Youth-obsessed performers led the way in the plastic surgery craze, and TV reality shows seem obsessed with cosmetic and fashion makeovers. But a handful of memorable films focus on characters who experience true renewal: renewal of the spirit and the soul.
These are typically small films about characters and families who are in some way broken, stalled and unable to live the lives they’ve always dreamed of. Just as the characters in these films break free to discover their inner strength and sense of self, the films often feature actors who prove their star quality, then break through to greater stardom.
“Precious: Based on the Novel Push by Sapphire” reveals a grim aspect of urban ghetto life that had never before been seen on film. In the title role, Gabourey Sidibe plays an overweight teen who suffers every form of abuse imaginable at the hands of her parents, but finds hope and self-worth through education at an inner city alternative school.
The film turned the unknown actress into an overnight, Oscar-nominated star and earned richly-deserved Supporting Actress awards (including the Oscar) for comedian Mo’Nique as the girl’s monstrous mother.
“Pleasantville” is an ingenious fantasy that stars the pre A-list Tobey Maguire and Reese Witherspoon as suburban teens who are transported into the black and white world of an idealized 1950’s sitcom.
What begins as an amusing fish-out-of-water tale gradually becomes an inspiring meditation on individuality, sexual freedom and civil rights, as the modern-day teens bring life, and color, to this black and white world.
Some of the characters in these tales of renewal make both figurative and literal journeys towards self-discovery, including:
“Thelma and Louise” stars Susan Sarandon and Geena Davis as two stalled Southern gals who discover their inner strength (both kick-ass and otherwise) while on the lam from the cops. This girl-power classic also features a then-unknown Brad Pitt as a shady boy-toy hitchhiker.
The heroines’ climactic act of defiance and freedom is one of the most controversial yet memorable endings in all of modern film.
“The Adventures of Priscilla, Queen of the Desert” follows three down-and-out Aussie drag queens on their trek through the Australian Outback. Along the way, they overcome fears and prejudice, and discover the value of their own friendship and self-worth.
The film not only spawned a stage musical, it put stars Hugo Weaving and Guy Pearce on the international movie map.
“Little Miss Sunshine” follows a family of misfits in their cross-country quest to enter their chubby but sunny daughter in a kiddie beauty pageant.

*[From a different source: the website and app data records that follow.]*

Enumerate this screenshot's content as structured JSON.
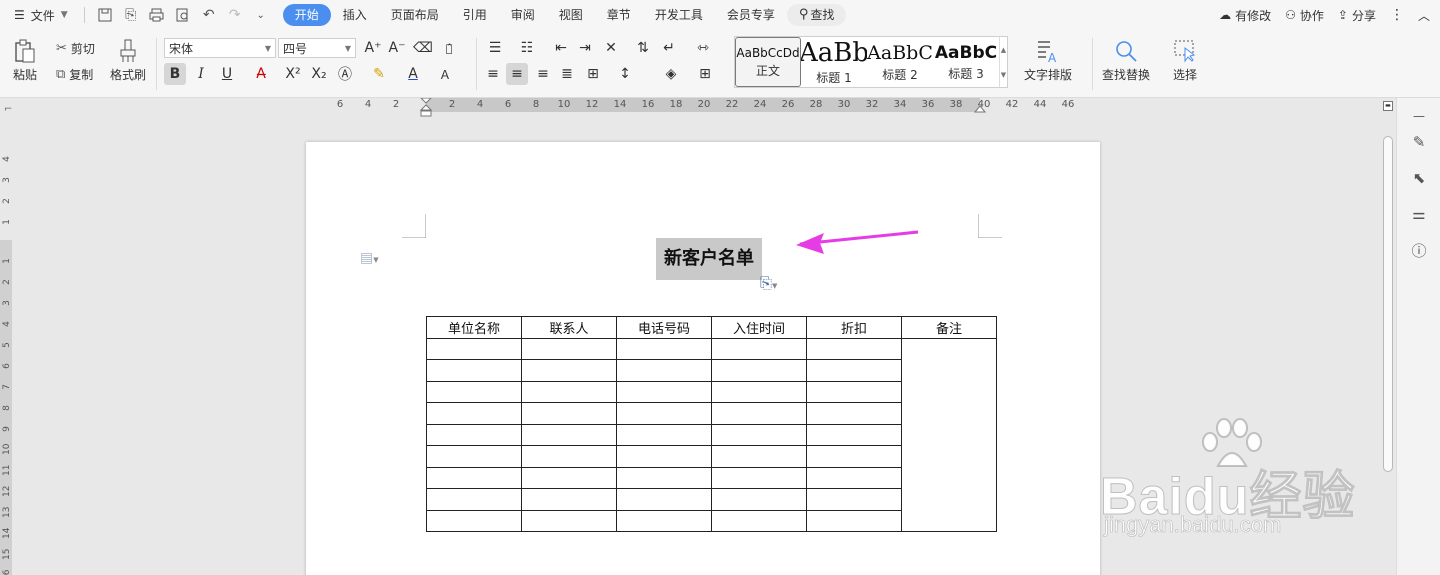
{
  "menubar": {
    "file_label": "文件",
    "tabs": [
      "开始",
      "插入",
      "页面布局",
      "引用",
      "审阅",
      "视图",
      "章节",
      "开发工具",
      "会员专享"
    ],
    "search_label": "查找",
    "right": {
      "modified": "有修改",
      "collab": "协作",
      "share": "分享"
    }
  },
  "ribbon": {
    "paste": "粘贴",
    "cut": "剪切",
    "copy": "复制",
    "format_painter": "格式刷",
    "font_name": "宋体",
    "font_size": "四号",
    "styles": [
      {
        "preview": "AaBbCcDd",
        "name": "正文"
      },
      {
        "preview": "AaBb",
        "name": "标题 1"
      },
      {
        "preview": "AaBbC",
        "name": "标题 2"
      },
      {
        "preview": "AaBbC",
        "name": "标题 3"
      }
    ],
    "text_layout": "文字排版",
    "find_replace": "查找替换",
    "select": "选择"
  },
  "ruler": {
    "h_ticks": [
      "6",
      "4",
      "2",
      "2",
      "4",
      "6",
      "8",
      "10",
      "12",
      "14",
      "16",
      "18",
      "20",
      "22",
      "24",
      "26",
      "28",
      "30",
      "32",
      "34",
      "36",
      "38",
      "40",
      "42",
      "44",
      "46"
    ],
    "v_ticks": [
      "4",
      "3",
      "2",
      "1",
      "1",
      "2",
      "3",
      "4",
      "5",
      "6",
      "7",
      "8",
      "9",
      "10",
      "11",
      "12",
      "13",
      "14",
      "15",
      "16"
    ]
  },
  "document": {
    "title": "新客户名单",
    "table": {
      "headers": [
        "单位名称",
        "联系人",
        "电话号码",
        "入住时间",
        "折扣",
        "备注"
      ],
      "empty_rows": 9
    }
  },
  "watermark": {
    "brand": "Baidu经验",
    "url": "jingyan.baidu.com"
  },
  "colors": {
    "accent": "#4a8ff0",
    "arrow": "#e53ce5",
    "selection": "#c9c9c9"
  }
}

The movie’s best running gag, and visual metaphor, is that they all have to push their broken down VW van to get it going.
The film earned Oscars for Best Original Screenplay and for Alan Arkin as the salty grandpa, and it made young stars of Abigail Breslin and Paul Dano.
Each of these films provides a sense of renewal not only for the characters, but for the audience as well. So when you’re feeling stalled, down or frustrated, any one of them is certain to inspire.